Albert Einstein, autonomous vehicles, Berlin Wall, Black Swan, British Empire, colonial rule, conceptual framework, crowdsourcing, cuban missile crisis, currency manipulation / currency intervention, disinformation, Donald Trump, drone strike,, energy security, Ernest Rutherford, failed state, Fall of the Berlin Wall, Francis Fukuyama: the end of history, global village, Google Glasses, Intergovernmental Panel on Climate Change (IPCC), John Markoff, long peace, megacity, Mikhail Gorbachev, moral hazard, mutually assured destruction, New Journalism, Norbert Wiener, open economy, pattern recognition, Peace of Westphalia, RAND corporation, Ronald Reagan, South China Sea, speech recognition, Steven Pinker, Stuxnet, the scientific method, uranium enrichment, urban sprawl, Valery Gerasimov, WikiLeaks, zero day

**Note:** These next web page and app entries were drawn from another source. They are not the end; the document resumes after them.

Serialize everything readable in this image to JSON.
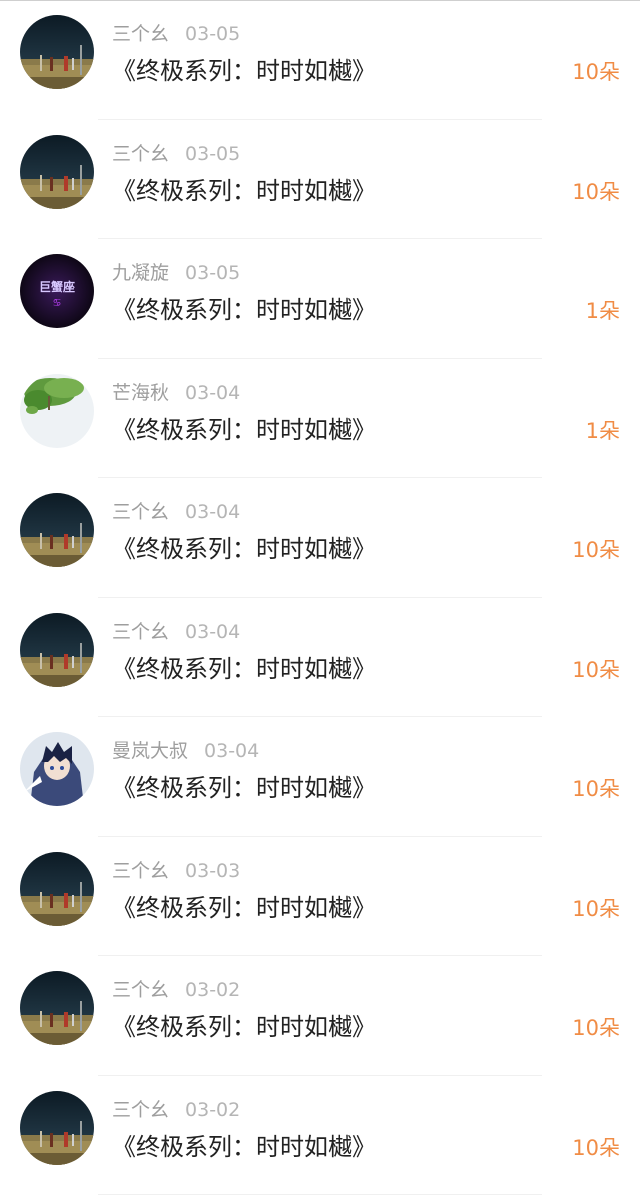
{
  "colors": {
    "username": "#9e9e9e",
    "date": "#b5b5b5",
    "gift_text": "#222222",
    "count": "#f08c45",
    "separator": "#f0f0f0"
  },
  "entries": [
    {
      "username": "三个幺",
      "date": "03-05",
      "gift": "《终极系列：时时如樾》",
      "count": "10朵",
      "avatar": "night-field"
    },
    {
      "username": "三个幺",
      "date": "03-05",
      "gift": "《终极系列：时时如樾》",
      "count": "10朵",
      "avatar": "night-field"
    },
    {
      "username": "九凝旋",
      "date": "03-05",
      "gift": "《终极系列：时时如樾》",
      "count": "1朵",
      "avatar": "cancer-sign"
    },
    {
      "username": "芒海秋",
      "date": "03-04",
      "gift": "《终极系列：时时如樾》",
      "count": "1朵",
      "avatar": "tree-leaves"
    },
    {
      "username": "三个幺",
      "date": "03-04",
      "gift": "《终极系列：时时如樾》",
      "count": "10朵",
      "avatar": "night-field"
    },
    {
      "username": "三个幺",
      "date": "03-04",
      "gift": "《终极系列：时时如樾》",
      "count": "10朵",
      "avatar": "night-field"
    },
    {
      "username": "曼岚大叔",
      "date": "03-04",
      "gift": "《终极系列：时时如樾》",
      "count": "10朵",
      "avatar": "anime-boy"
    },
    {
      "username": "三个幺",
      "date": "03-03",
      "gift": "《终极系列：时时如樾》",
      "count": "10朵",
      "avatar": "night-field"
    },
    {
      "username": "三个幺",
      "date": "03-02",
      "gift": "《终极系列：时时如樾》",
      "count": "10朵",
      "avatar": "night-field"
    },
    {
      "username": "三个幺",
      "date": "03-02",
      "gift": "《终极系列：时时如樾》",
      "count": "10朵",
      "avatar": "night-field"
    }
  ],
  "avatar_labels": {
    "cancer-sign": "巨蟹座"
  }
}
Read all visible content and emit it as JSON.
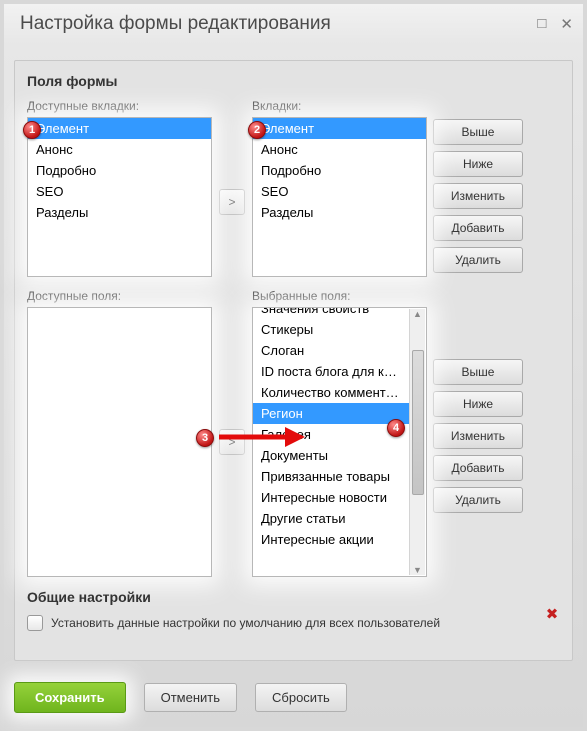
{
  "window": {
    "title": "Настройка формы редактирования"
  },
  "fields_section": {
    "heading": "Поля формы",
    "available_tabs_label": "Доступные вкладки:",
    "tabs_label": "Вкладки:",
    "available_fields_label": "Доступные поля:",
    "selected_fields_label": "Выбранные поля:"
  },
  "available_tabs": [
    "Элемент",
    "Анонс",
    "Подробно",
    "SEO",
    "Разделы"
  ],
  "tabs": [
    "Элемент",
    "Анонс",
    "Подробно",
    "SEO",
    "Разделы"
  ],
  "available_fields": [],
  "selected_fields": [
    "Значения свойств",
    "Стикеры",
    "Слоган",
    "ID поста блога для комм",
    "Количество комментари",
    "Регион",
    "Галерея",
    "Документы",
    "Привязанные товары",
    "Интересные новости",
    "Другие статьи",
    "Интересные акции"
  ],
  "selected_index": {
    "available_tabs": 0,
    "tabs": 0,
    "selected_fields": 5
  },
  "buttons": {
    "up": "Выше",
    "down": "Ниже",
    "edit": "Изменить",
    "add": "Добавить",
    "delete": "Удалить",
    "move": ">"
  },
  "general": {
    "heading": "Общие настройки",
    "checkbox_label": "Установить данные настройки по умолчанию для всех пользователей"
  },
  "footer": {
    "save": "Сохранить",
    "cancel": "Отменить",
    "reset": "Сбросить"
  },
  "markers": {
    "m1": "1",
    "m2": "2",
    "m3": "3",
    "m4": "4"
  }
}
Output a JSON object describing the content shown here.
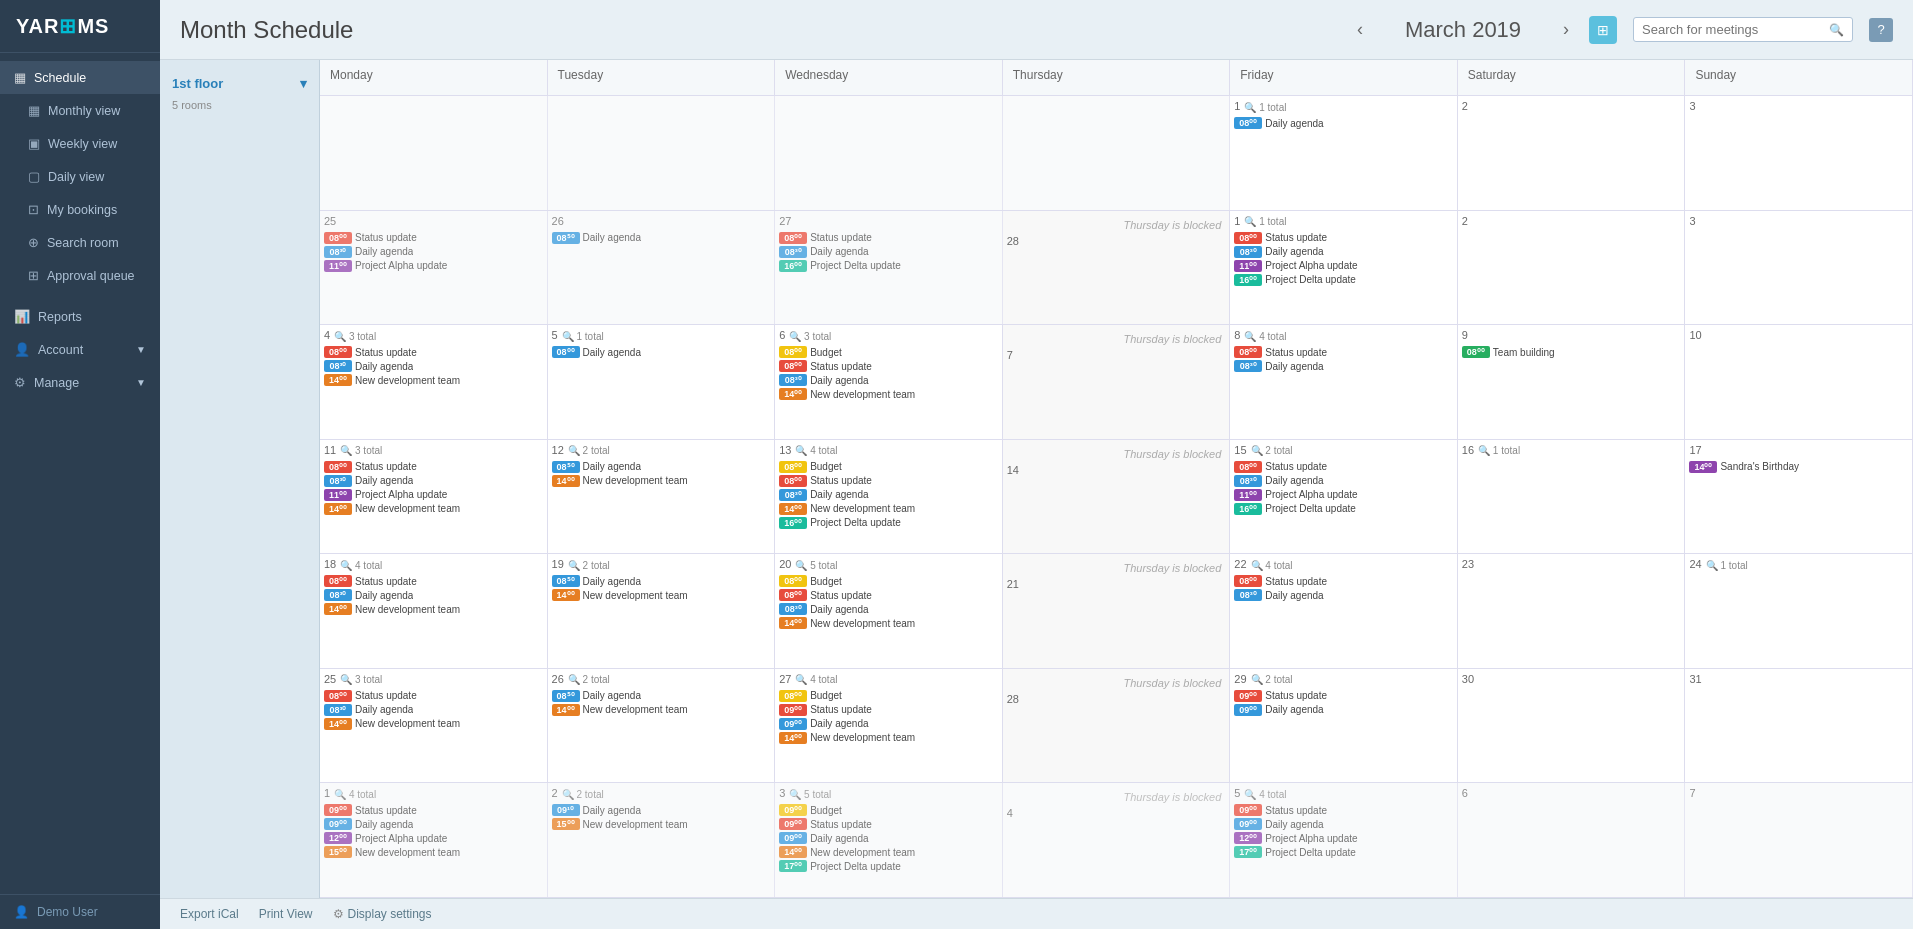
{
  "app": {
    "logo": "YAR",
    "logo_highlight": "⊞",
    "logo_full": "YARGEMS"
  },
  "sidebar": {
    "sections": [
      {
        "header": "Schedule",
        "items": [
          {
            "id": "monthly-view",
            "label": "Monthly view",
            "icon": "▦"
          },
          {
            "id": "weekly-view",
            "label": "Weekly view",
            "icon": "▣"
          },
          {
            "id": "daily-view",
            "label": "Daily view",
            "icon": "▢"
          },
          {
            "id": "my-bookings",
            "label": "My bookings",
            "icon": "⊡"
          },
          {
            "id": "search-room",
            "label": "Search room",
            "icon": "⊕"
          },
          {
            "id": "approval-queue",
            "label": "Approval queue",
            "icon": "⊞"
          }
        ]
      },
      {
        "header": "Reports",
        "items": []
      },
      {
        "header": "Account",
        "items": []
      },
      {
        "header": "Manage",
        "items": []
      }
    ],
    "user": "Demo User"
  },
  "topbar": {
    "title": "Month Schedule",
    "month": "March 2019",
    "search_placeholder": "Search for meetings"
  },
  "left_panel": {
    "floor_name": "1st floor",
    "floor_rooms": "5 rooms"
  },
  "calendar": {
    "days": [
      "Monday",
      "Tuesday",
      "Wednesday",
      "Thursday",
      "Friday",
      "Saturday",
      "Sunday"
    ],
    "weeks": [
      {
        "cells": [
          {
            "day_num": "",
            "events": [],
            "faded": true
          },
          {
            "day_num": "",
            "events": [],
            "faded": true
          },
          {
            "day_num": "",
            "events": [],
            "faded": true
          },
          {
            "day_num": "",
            "events": [],
            "faded": true
          },
          {
            "day_num": "1",
            "count": "1 total",
            "events": [
              {
                "time": "08⁰⁰",
                "name": "Daily agenda",
                "color": "t-blue"
              }
            ]
          },
          {
            "day_num": "2",
            "events": []
          },
          {
            "day_num": "3",
            "events": []
          }
        ]
      },
      {
        "cells": [
          {
            "day_num": "25",
            "count": "",
            "faded": true,
            "events": [
              {
                "time": "08⁰⁰",
                "name": "Status update",
                "color": "t-red"
              },
              {
                "time": "08³⁰",
                "name": "Daily agenda",
                "color": "t-blue"
              },
              {
                "time": "11⁰⁰",
                "name": "Project Alpha update",
                "color": "t-purple"
              }
            ]
          },
          {
            "day_num": "26",
            "count": "",
            "faded": true,
            "events": [
              {
                "time": "08⁵⁰",
                "name": "Daily agenda",
                "color": "t-blue"
              }
            ]
          },
          {
            "day_num": "27",
            "count": "",
            "faded": true,
            "events": [
              {
                "time": "08⁰⁰",
                "name": "Status update",
                "color": "t-red"
              },
              {
                "time": "08³⁰",
                "name": "Daily agenda",
                "color": "t-blue"
              },
              {
                "time": "16⁰⁰",
                "name": "Project Delta update",
                "color": "t-teal"
              }
            ]
          },
          {
            "day_num": "28",
            "count": "",
            "blocked": true,
            "blocked_text": "Thursday is blocked",
            "events": []
          },
          {
            "day_num": "1",
            "count": "1 total",
            "events": [
              {
                "time": "08⁰⁰",
                "name": "Status update",
                "color": "t-red"
              },
              {
                "time": "08³⁰",
                "name": "Daily agenda",
                "color": "t-blue"
              },
              {
                "time": "11⁰⁰",
                "name": "Project Alpha update",
                "color": "t-purple"
              },
              {
                "time": "16⁰⁰",
                "name": "Project Delta update",
                "color": "t-teal"
              }
            ]
          },
          {
            "day_num": "2",
            "events": []
          },
          {
            "day_num": "3",
            "events": []
          }
        ]
      },
      {
        "cells": [
          {
            "day_num": "4",
            "count": "3 total",
            "events": [
              {
                "time": "08⁰⁰",
                "name": "Status update",
                "color": "t-red"
              },
              {
                "time": "08³⁰",
                "name": "Daily agenda",
                "color": "t-blue"
              },
              {
                "time": "14⁰⁰",
                "name": "New development team",
                "color": "t-orange"
              }
            ]
          },
          {
            "day_num": "5",
            "count": "1 total",
            "events": [
              {
                "time": "08⁰⁰",
                "name": "Daily agenda",
                "color": "t-blue"
              }
            ]
          },
          {
            "day_num": "6",
            "count": "3 total",
            "events": [
              {
                "time": "08⁰⁰",
                "name": "Budget",
                "color": "t-yellow"
              },
              {
                "time": "08⁰⁰",
                "name": "Status update",
                "color": "t-red"
              },
              {
                "time": "08³⁰",
                "name": "Daily agenda",
                "color": "t-blue"
              },
              {
                "time": "14⁰⁰",
                "name": "New development team",
                "color": "t-orange"
              }
            ]
          },
          {
            "day_num": "7",
            "count": "",
            "blocked": true,
            "blocked_text": "Thursday is blocked",
            "events": []
          },
          {
            "day_num": "8",
            "count": "4 total",
            "events": [
              {
                "time": "08⁰⁰",
                "name": "Status update",
                "color": "t-red"
              },
              {
                "time": "08³⁰",
                "name": "Daily agenda",
                "color": "t-blue"
              }
            ]
          },
          {
            "day_num": "9",
            "count": "",
            "events": [
              {
                "time": "08⁰⁰",
                "name": "Team building",
                "color": "t-green"
              }
            ]
          },
          {
            "day_num": "10",
            "events": []
          }
        ]
      },
      {
        "cells": [
          {
            "day_num": "11",
            "count": "3 total",
            "events": [
              {
                "time": "08⁰⁰",
                "name": "Status update",
                "color": "t-red"
              },
              {
                "time": "08³⁰",
                "name": "Daily agenda",
                "color": "t-blue"
              },
              {
                "time": "11⁰⁰",
                "name": "Project Alpha update",
                "color": "t-purple"
              },
              {
                "time": "14⁰⁰",
                "name": "New development team",
                "color": "t-orange"
              }
            ]
          },
          {
            "day_num": "12",
            "count": "2 total",
            "events": [
              {
                "time": "08⁵⁰",
                "name": "Daily agenda",
                "color": "t-blue"
              },
              {
                "time": "14⁰⁰",
                "name": "New development team",
                "color": "t-orange"
              }
            ]
          },
          {
            "day_num": "13",
            "count": "4 total",
            "events": [
              {
                "time": "08⁰⁰",
                "name": "Budget",
                "color": "t-yellow"
              },
              {
                "time": "08⁰⁰",
                "name": "Status update",
                "color": "t-red"
              },
              {
                "time": "08³⁰",
                "name": "Daily agenda",
                "color": "t-blue"
              },
              {
                "time": "14⁰⁰",
                "name": "New development team",
                "color": "t-orange"
              },
              {
                "time": "16⁰⁰",
                "name": "Project Delta update",
                "color": "t-teal"
              }
            ]
          },
          {
            "day_num": "14",
            "count": "",
            "blocked": true,
            "blocked_text": "Thursday is blocked",
            "events": []
          },
          {
            "day_num": "15",
            "count": "2 total",
            "events": [
              {
                "time": "08⁰⁰",
                "name": "Status update",
                "color": "t-red"
              },
              {
                "time": "08³⁰",
                "name": "Daily agenda",
                "color": "t-blue"
              },
              {
                "time": "11⁰⁰",
                "name": "Project Alpha update",
                "color": "t-purple"
              },
              {
                "time": "16⁰⁰",
                "name": "Project Delta update",
                "color": "t-teal"
              }
            ]
          },
          {
            "day_num": "16",
            "count": "1 total",
            "events": []
          },
          {
            "day_num": "17",
            "count": "",
            "events": [
              {
                "time": "14⁰⁰",
                "name": "Sandra's Birthday",
                "color": "t-purple"
              }
            ]
          }
        ]
      },
      {
        "cells": [
          {
            "day_num": "18",
            "count": "4 total",
            "events": [
              {
                "time": "08⁰⁰",
                "name": "Status update",
                "color": "t-red"
              },
              {
                "time": "08³⁰",
                "name": "Daily agenda",
                "color": "t-blue"
              },
              {
                "time": "14⁰⁰",
                "name": "New development team",
                "color": "t-orange"
              }
            ]
          },
          {
            "day_num": "19",
            "count": "2 total",
            "events": [
              {
                "time": "08⁵⁰",
                "name": "Daily agenda",
                "color": "t-blue"
              },
              {
                "time": "14⁰⁰",
                "name": "New development team",
                "color": "t-orange"
              }
            ]
          },
          {
            "day_num": "20",
            "count": "5 total",
            "events": [
              {
                "time": "08⁰⁰",
                "name": "Budget",
                "color": "t-yellow"
              },
              {
                "time": "08⁰⁰",
                "name": "Status update",
                "color": "t-red"
              },
              {
                "time": "08³⁰",
                "name": "Daily agenda",
                "color": "t-blue"
              },
              {
                "time": "14⁰⁰",
                "name": "New development team",
                "color": "t-orange"
              }
            ]
          },
          {
            "day_num": "21",
            "count": "",
            "blocked": true,
            "blocked_text": "Thursday is blocked",
            "today_yellow": true,
            "events": []
          },
          {
            "day_num": "22",
            "count": "4 total",
            "events": [
              {
                "time": "08⁰⁰",
                "name": "Status update",
                "color": "t-red"
              },
              {
                "time": "08³⁰",
                "name": "Daily agenda",
                "color": "t-blue"
              }
            ]
          },
          {
            "day_num": "23",
            "events": []
          },
          {
            "day_num": "24",
            "count": "1 total",
            "events": []
          }
        ]
      },
      {
        "cells": [
          {
            "day_num": "25",
            "count": "3 total",
            "events": [
              {
                "time": "08⁰⁰",
                "name": "Status update",
                "color": "t-red"
              },
              {
                "time": "08³⁰",
                "name": "Daily agenda",
                "color": "t-blue"
              },
              {
                "time": "14⁰⁰",
                "name": "New development team",
                "color": "t-orange"
              }
            ]
          },
          {
            "day_num": "26",
            "count": "2 total",
            "events": [
              {
                "time": "08⁵⁰",
                "name": "Daily agenda",
                "color": "t-blue"
              },
              {
                "time": "14⁰⁰",
                "name": "New development team",
                "color": "t-orange"
              }
            ]
          },
          {
            "day_num": "27",
            "count": "4 total",
            "events": [
              {
                "time": "08⁰⁰",
                "name": "Budget",
                "color": "t-yellow"
              },
              {
                "time": "09⁰⁰",
                "name": "Status update",
                "color": "t-red"
              },
              {
                "time": "09⁰⁰",
                "name": "Daily agenda",
                "color": "t-blue"
              },
              {
                "time": "14⁰⁰",
                "name": "New development team",
                "color": "t-orange"
              }
            ]
          },
          {
            "day_num": "28",
            "count": "",
            "blocked": true,
            "blocked_text": "Thursday is blocked",
            "events": []
          },
          {
            "day_num": "29",
            "count": "2 total",
            "events": [
              {
                "time": "09⁰⁰",
                "name": "Status update",
                "color": "t-red"
              },
              {
                "time": "09⁰⁰",
                "name": "Daily agenda",
                "color": "t-blue"
              }
            ]
          },
          {
            "day_num": "30",
            "events": []
          },
          {
            "day_num": "31",
            "events": []
          }
        ]
      },
      {
        "cells": [
          {
            "day_num": "1",
            "count": "4 total",
            "faded": true,
            "events": [
              {
                "time": "09⁰⁰",
                "name": "Status update",
                "color": "t-red"
              },
              {
                "time": "09⁰⁰",
                "name": "Daily agenda",
                "color": "t-blue"
              },
              {
                "time": "12⁰⁰",
                "name": "Project Alpha update",
                "color": "t-purple"
              },
              {
                "time": "15⁰⁰",
                "name": "New development team",
                "color": "t-orange"
              }
            ]
          },
          {
            "day_num": "2",
            "count": "2 total",
            "faded": true,
            "events": [
              {
                "time": "09¹⁰",
                "name": "Daily agenda",
                "color": "t-blue"
              },
              {
                "time": "15⁰⁰",
                "name": "New development team",
                "color": "t-orange"
              }
            ]
          },
          {
            "day_num": "3",
            "count": "5 total",
            "faded": true,
            "events": [
              {
                "time": "09⁰⁰",
                "name": "Budget",
                "color": "t-yellow"
              },
              {
                "time": "09⁰⁰",
                "name": "Status update",
                "color": "t-red"
              },
              {
                "time": "09⁰⁰",
                "name": "Daily agenda",
                "color": "t-blue"
              },
              {
                "time": "14⁰⁰",
                "name": "New development team",
                "color": "t-orange"
              },
              {
                "time": "17⁰⁰",
                "name": "Project Delta update",
                "color": "t-teal"
              }
            ]
          },
          {
            "day_num": "4",
            "count": "",
            "blocked": true,
            "blocked_text": "Thursday is blocked",
            "faded": true,
            "events": []
          },
          {
            "day_num": "5",
            "count": "4 total",
            "faded": true,
            "events": [
              {
                "time": "09⁰⁰",
                "name": "Status update",
                "color": "t-red"
              },
              {
                "time": "09⁰⁰",
                "name": "Daily agenda",
                "color": "t-blue"
              },
              {
                "time": "12⁰⁰",
                "name": "Project Alpha update",
                "color": "t-purple"
              },
              {
                "time": "17⁰⁰",
                "name": "Project Delta update",
                "color": "t-teal"
              }
            ]
          },
          {
            "day_num": "6",
            "faded": true,
            "events": []
          },
          {
            "day_num": "7",
            "faded": true,
            "events": []
          }
        ]
      }
    ]
  },
  "footer": {
    "export_ical": "Export iCal",
    "print_view": "Print View",
    "display_settings": "Display settings"
  }
}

In 2006 its tactics showed up those of Israel, which judged the demands of the war poorly, relying too much on air power without a strong ground presence. But the war was also costly for the militia, with a lot of fighters killed, and the Israeli campaign battered its urban sanctuaries.7 Interest in the approach was revived as it was apparently followed by Russia in its campaign against Ukraine that began in 2014. In early 2013 Valery Gerasimov, chief of Russia’s general staff, had described how this might work. He noted how in Middle East conflicts there had been a progressive erosion of the distinctions between war and peace and between uniformed personnel and covert operatives. Wars were ‘not declared but simply begin,’ so that ‘a completely well-off and stable country’ could be transformed into ‘an arena of the most intense armed conflict in a matter of months or even days.’